### [WHAT IS BEING ASKED]
The full listing, returned exactly and free of pictures, is the expected answer.

### [MATERIAL PROVIDED]
•••••

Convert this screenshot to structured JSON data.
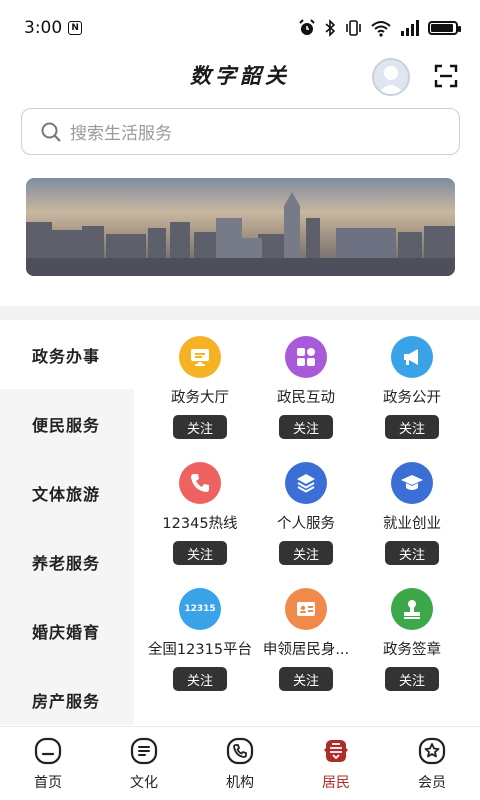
{
  "status": {
    "time": "3:00",
    "nfc": "N"
  },
  "header": {
    "title": "数字韶关"
  },
  "search": {
    "placeholder": "搜索生活服务"
  },
  "categories": [
    {
      "label": "政务办事",
      "active": true
    },
    {
      "label": "便民服务",
      "active": false
    },
    {
      "label": "文体旅游",
      "active": false
    },
    {
      "label": "养老服务",
      "active": false
    },
    {
      "label": "婚庆婚育",
      "active": false
    },
    {
      "label": "房产服务",
      "active": false
    }
  ],
  "services": [
    {
      "label": "政务大厅",
      "icon": "monitor-icon",
      "color": "#f5b324",
      "follow": "关注"
    },
    {
      "label": "政民互动",
      "icon": "grid-icon",
      "color": "#a85ad9",
      "follow": "关注"
    },
    {
      "label": "政务公开",
      "icon": "megaphone-icon",
      "color": "#3aa3e8",
      "follow": "关注"
    },
    {
      "label": "12345热线",
      "icon": "phone-icon",
      "color": "#ef6262",
      "follow": "关注"
    },
    {
      "label": "个人服务",
      "icon": "layers-icon",
      "color": "#3b6fd6",
      "follow": "关注"
    },
    {
      "label": "就业创业",
      "icon": "graduation-cap-icon",
      "color": "#3b6fd6",
      "follow": "关注"
    },
    {
      "label": "全国12315平台",
      "icon": "badge-12315-icon",
      "badge_text": "12315",
      "color": "#3aa3e8",
      "follow": "关注"
    },
    {
      "label": "申领居民身...",
      "icon": "id-card-icon",
      "color": "#f08a4b",
      "follow": "关注"
    },
    {
      "label": "政务签章",
      "icon": "stamp-icon",
      "color": "#3da84a",
      "follow": "关注"
    }
  ],
  "tabs": [
    {
      "label": "首页",
      "icon": "home-icon",
      "active": false
    },
    {
      "label": "文化",
      "icon": "document-icon",
      "active": false
    },
    {
      "label": "机构",
      "icon": "phone-circle-icon",
      "active": false
    },
    {
      "label": "居民",
      "icon": "resident-icon",
      "active": true
    },
    {
      "label": "会员",
      "icon": "member-star-icon",
      "active": false
    }
  ],
  "colors": {
    "accent": "#b02a2a",
    "follow_bg": "#333333"
  }
}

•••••

### [SOLUTION BELOW]
Convert this screenshot to structured JSON data.
{
  "status": {
    "time": "3:00",
    "nfc": "N"
  },
  "header": {
    "title": "数字韶关"
  },
  "search": {
    "placeholder": "搜索生活服务"
  },
  "categories": [
    {
      "label": "政务办事",
      "active": true
    },
    {
      "label": "便民服务",
      "active": false
    },
    {
      "label": "文体旅游",
      "active": false
    },
    {
      "label": "养老服务",
      "active": false
    },
    {
      "label": "婚庆婚育",
      "active": false
    },
    {
      "label": "房产服务",
      "active": false
    }
  ],
  "services": [
    {
      "label": "政务大厅",
      "icon": "monitor-icon",
      "color": "#f5b324",
      "follow": "关注"
    },
    {
      "label": "政民互动",
      "icon": "grid-icon",
      "color": "#a85ad9",
      "follow": "关注"
    },
    {
      "label": "政务公开",
      "icon": "megaphone-icon",
      "color": "#3aa3e8",
      "follow": "关注"
    },
    {
      "label": "12345热线",
      "icon": "phone-icon",
      "color": "#ef6262",
      "follow": "关注"
    },
    {
      "label": "个人服务",
      "icon": "layers-icon",
      "color": "#3b6fd6",
      "follow": "关注"
    },
    {
      "label": "就业创业",
      "icon": "graduation-cap-icon",
      "color": "#3b6fd6",
      "follow": "关注"
    },
    {
      "label": "全国12315平台",
      "icon": "badge-12315-icon",
      "badge_text": "12315",
      "color": "#3aa3e8",
      "follow": "关注"
    },
    {
      "label": "申领居民身...",
      "icon": "id-card-icon",
      "color": "#f08a4b",
      "follow": "关注"
    },
    {
      "label": "政务签章",
      "icon": "stamp-icon",
      "color": "#3da84a",
      "follow": "关注"
    }
  ],
  "tabs": [
    {
      "label": "首页",
      "icon": "home-icon",
      "active": false
    },
    {
      "label": "文化",
      "icon": "document-icon",
      "active": false
    },
    {
      "label": "机构",
      "icon": "phone-circle-icon",
      "active": false
    },
    {
      "label": "居民",
      "icon": "resident-icon",
      "active": true
    },
    {
      "label": "会员",
      "icon": "member-star-icon",
      "active": false
    }
  ],
  "colors": {
    "accent": "#b02a2a",
    "follow_bg": "#333333"
  }
}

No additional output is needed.